[EXERCISE OBJECTIVE]:
The answer is every line of the records that holds the word "Sales", copied in full.

[WORKING DATA]:

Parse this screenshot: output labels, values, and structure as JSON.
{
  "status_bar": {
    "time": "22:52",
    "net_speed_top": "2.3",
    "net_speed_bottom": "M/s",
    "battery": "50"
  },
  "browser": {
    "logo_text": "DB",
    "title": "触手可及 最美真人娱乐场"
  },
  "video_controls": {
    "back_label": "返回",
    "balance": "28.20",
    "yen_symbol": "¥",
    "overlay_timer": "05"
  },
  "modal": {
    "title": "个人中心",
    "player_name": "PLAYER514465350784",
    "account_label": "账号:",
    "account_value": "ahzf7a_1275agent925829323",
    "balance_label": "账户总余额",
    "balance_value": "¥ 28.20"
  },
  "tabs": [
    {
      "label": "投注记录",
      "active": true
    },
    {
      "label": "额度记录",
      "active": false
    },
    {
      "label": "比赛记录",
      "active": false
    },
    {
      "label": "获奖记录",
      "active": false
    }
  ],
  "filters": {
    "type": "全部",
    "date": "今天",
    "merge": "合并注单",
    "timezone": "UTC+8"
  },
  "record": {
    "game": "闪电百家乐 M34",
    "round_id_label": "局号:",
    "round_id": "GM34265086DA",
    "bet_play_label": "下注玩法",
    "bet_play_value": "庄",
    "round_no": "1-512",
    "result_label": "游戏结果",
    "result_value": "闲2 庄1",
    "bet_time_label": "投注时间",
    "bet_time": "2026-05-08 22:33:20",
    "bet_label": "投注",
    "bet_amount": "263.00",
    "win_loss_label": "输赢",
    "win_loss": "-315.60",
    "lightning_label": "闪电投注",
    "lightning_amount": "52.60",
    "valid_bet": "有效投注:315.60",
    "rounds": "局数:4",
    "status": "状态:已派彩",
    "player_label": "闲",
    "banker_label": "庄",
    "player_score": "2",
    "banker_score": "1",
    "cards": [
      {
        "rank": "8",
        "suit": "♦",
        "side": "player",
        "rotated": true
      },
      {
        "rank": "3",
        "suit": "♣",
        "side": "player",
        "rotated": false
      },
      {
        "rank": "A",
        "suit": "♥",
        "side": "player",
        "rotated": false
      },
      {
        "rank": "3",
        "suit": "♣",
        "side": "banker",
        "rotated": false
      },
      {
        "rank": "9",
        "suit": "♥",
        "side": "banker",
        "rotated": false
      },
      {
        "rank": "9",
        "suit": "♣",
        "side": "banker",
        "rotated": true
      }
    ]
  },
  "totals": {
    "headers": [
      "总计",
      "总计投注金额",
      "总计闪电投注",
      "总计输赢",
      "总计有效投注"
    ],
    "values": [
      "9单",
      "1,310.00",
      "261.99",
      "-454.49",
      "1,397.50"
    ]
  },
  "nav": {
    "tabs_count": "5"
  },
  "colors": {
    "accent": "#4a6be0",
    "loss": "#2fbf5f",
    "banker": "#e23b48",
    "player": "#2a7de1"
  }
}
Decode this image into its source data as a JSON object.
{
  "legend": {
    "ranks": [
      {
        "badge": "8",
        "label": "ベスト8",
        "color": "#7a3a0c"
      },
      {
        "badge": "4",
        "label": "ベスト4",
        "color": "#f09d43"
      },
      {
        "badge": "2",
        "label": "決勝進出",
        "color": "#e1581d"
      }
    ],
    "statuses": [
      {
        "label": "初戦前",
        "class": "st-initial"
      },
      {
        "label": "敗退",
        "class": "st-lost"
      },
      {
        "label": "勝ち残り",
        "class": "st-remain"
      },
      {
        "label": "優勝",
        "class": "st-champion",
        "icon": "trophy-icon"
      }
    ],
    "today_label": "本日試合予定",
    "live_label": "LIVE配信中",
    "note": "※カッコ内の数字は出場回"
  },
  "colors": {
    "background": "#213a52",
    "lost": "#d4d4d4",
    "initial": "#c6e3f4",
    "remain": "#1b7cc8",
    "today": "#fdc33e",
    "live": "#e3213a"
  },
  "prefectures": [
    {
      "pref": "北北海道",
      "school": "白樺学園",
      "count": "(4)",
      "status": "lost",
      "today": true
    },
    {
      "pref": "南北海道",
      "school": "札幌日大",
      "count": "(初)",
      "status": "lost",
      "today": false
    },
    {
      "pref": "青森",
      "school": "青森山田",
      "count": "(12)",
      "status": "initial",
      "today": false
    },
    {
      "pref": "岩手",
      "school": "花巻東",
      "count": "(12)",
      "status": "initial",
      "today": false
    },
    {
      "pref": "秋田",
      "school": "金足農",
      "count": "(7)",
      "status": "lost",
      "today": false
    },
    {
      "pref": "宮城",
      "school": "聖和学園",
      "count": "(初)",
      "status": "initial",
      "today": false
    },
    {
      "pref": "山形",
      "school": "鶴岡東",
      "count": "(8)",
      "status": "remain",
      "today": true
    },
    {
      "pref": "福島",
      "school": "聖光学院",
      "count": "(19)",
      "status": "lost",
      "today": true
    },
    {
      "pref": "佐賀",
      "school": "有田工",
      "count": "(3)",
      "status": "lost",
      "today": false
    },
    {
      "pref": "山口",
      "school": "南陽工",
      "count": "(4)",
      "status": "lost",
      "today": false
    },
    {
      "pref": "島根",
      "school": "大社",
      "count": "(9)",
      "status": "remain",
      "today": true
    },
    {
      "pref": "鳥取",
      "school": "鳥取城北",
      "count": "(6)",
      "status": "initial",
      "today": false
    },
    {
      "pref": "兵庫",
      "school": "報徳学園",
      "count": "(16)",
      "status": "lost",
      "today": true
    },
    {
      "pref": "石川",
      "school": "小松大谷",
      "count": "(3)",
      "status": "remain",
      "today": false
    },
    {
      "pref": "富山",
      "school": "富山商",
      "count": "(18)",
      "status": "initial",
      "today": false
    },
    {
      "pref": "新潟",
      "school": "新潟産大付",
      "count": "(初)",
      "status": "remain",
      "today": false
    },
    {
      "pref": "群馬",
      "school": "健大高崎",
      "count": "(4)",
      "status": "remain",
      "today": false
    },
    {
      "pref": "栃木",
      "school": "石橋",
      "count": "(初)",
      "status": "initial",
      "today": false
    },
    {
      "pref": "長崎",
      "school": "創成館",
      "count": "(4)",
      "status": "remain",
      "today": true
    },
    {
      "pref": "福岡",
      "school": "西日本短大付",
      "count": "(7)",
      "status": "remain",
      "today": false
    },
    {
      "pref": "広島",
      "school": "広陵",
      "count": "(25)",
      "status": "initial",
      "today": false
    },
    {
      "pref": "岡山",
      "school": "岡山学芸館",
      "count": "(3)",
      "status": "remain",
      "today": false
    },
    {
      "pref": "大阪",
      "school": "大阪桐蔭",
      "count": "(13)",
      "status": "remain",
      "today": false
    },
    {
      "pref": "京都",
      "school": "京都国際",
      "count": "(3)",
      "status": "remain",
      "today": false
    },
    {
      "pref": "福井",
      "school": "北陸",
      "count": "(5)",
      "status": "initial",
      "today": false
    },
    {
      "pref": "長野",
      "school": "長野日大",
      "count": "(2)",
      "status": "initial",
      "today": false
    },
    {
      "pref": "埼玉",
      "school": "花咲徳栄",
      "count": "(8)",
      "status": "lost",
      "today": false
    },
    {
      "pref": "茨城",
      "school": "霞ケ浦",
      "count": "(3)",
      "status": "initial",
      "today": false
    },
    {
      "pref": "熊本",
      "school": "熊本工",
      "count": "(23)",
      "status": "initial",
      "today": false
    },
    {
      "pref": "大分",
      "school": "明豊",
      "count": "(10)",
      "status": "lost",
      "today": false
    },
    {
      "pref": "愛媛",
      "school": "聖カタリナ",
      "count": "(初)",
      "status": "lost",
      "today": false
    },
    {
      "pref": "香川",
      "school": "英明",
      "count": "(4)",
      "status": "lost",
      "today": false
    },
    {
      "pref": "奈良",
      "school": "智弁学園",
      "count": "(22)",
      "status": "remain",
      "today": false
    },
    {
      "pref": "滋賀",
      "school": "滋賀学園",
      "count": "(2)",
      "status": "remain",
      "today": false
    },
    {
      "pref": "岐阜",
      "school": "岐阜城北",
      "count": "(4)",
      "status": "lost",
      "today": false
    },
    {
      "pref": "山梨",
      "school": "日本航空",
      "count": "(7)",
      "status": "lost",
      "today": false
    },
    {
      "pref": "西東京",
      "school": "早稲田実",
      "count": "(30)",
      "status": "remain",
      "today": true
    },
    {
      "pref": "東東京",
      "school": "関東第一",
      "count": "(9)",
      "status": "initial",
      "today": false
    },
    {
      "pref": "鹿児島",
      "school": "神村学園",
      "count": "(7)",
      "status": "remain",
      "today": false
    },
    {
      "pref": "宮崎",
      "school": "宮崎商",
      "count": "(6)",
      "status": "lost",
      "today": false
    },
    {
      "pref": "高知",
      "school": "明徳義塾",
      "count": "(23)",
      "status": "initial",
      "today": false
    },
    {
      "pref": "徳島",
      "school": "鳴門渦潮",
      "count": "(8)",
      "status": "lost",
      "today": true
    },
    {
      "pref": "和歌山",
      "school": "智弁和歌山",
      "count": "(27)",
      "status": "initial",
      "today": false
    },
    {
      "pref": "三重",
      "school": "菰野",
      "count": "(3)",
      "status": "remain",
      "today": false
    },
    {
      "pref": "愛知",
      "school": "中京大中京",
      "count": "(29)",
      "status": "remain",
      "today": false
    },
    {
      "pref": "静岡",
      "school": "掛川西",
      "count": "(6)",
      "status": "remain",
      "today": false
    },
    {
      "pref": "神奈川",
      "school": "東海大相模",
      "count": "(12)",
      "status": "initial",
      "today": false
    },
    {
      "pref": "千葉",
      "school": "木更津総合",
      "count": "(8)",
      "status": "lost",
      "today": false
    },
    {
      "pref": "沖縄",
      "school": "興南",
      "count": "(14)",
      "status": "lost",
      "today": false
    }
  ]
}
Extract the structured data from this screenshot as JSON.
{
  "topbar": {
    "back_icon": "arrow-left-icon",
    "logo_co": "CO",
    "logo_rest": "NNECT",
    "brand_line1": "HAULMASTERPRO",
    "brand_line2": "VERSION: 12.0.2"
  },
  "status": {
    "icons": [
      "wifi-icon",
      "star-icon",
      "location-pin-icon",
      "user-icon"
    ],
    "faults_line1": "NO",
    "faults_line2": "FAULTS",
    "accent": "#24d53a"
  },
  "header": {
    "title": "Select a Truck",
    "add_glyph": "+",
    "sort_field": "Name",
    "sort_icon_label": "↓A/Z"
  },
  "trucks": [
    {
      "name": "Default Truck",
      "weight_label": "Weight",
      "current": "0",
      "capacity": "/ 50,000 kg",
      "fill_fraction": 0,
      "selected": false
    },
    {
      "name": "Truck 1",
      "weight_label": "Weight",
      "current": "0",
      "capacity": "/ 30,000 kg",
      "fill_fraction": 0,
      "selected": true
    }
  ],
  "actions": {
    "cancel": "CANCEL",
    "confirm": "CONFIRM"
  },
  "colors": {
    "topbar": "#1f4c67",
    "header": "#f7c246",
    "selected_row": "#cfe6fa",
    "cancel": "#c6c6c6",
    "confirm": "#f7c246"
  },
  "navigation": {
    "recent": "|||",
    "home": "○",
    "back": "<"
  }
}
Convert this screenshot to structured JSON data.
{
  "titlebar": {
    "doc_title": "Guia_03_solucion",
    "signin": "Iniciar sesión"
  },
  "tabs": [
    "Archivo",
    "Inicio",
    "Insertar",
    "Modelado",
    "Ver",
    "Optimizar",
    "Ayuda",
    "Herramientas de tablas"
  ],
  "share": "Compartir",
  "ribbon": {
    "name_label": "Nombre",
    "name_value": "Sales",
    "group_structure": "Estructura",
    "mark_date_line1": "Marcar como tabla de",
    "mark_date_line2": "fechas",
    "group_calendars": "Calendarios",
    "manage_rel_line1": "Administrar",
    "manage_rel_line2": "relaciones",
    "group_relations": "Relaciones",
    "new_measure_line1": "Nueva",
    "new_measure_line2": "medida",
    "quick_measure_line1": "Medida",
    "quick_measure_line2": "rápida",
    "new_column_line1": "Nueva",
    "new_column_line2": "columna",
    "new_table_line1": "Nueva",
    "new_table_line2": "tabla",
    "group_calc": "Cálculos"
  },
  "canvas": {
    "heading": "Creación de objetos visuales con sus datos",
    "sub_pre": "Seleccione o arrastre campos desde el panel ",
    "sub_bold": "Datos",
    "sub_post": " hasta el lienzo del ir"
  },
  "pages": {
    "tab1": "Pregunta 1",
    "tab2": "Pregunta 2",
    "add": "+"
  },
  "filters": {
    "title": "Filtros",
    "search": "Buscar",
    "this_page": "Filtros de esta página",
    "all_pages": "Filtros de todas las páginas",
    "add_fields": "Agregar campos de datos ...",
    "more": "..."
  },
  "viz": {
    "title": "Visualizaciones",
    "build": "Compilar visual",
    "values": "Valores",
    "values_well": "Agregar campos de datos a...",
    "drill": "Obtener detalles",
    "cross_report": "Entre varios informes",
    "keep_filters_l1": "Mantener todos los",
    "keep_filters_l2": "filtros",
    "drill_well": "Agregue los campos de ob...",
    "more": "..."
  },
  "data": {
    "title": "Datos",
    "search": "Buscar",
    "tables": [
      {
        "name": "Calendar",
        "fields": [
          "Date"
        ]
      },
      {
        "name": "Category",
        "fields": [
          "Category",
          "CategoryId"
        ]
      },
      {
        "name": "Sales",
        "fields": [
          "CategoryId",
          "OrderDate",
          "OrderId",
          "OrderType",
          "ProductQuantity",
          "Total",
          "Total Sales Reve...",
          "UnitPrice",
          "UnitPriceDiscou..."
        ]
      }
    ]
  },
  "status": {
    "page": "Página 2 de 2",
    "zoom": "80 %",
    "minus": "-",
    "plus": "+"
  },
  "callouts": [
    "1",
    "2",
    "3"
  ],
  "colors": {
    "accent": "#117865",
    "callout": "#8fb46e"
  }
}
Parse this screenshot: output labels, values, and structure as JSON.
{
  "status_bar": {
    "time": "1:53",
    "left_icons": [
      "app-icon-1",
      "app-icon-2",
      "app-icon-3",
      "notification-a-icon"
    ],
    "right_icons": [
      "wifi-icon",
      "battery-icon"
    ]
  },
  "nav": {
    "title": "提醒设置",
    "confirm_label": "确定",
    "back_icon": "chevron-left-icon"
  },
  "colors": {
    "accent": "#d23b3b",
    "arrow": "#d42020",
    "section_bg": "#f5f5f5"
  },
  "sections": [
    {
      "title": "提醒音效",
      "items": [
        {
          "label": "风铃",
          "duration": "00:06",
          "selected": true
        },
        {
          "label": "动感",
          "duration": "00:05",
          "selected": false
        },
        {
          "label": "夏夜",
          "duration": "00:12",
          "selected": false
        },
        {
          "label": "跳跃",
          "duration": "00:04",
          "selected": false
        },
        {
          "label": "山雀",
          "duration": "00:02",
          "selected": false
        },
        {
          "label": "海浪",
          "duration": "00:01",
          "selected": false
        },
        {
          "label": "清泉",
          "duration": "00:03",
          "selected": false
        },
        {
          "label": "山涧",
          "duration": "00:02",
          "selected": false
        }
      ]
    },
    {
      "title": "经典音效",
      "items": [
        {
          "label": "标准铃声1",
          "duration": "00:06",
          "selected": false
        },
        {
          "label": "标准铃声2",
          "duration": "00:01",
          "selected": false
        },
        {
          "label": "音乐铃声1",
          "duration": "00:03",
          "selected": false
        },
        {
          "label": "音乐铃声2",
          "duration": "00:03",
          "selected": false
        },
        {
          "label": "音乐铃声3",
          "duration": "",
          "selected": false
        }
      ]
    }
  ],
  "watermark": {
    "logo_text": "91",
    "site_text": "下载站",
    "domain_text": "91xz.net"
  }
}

[EXERCISE SOLUTION]:
    "name_value": "Sales",
        "name": "Sales",
          "Total Sales Reve...",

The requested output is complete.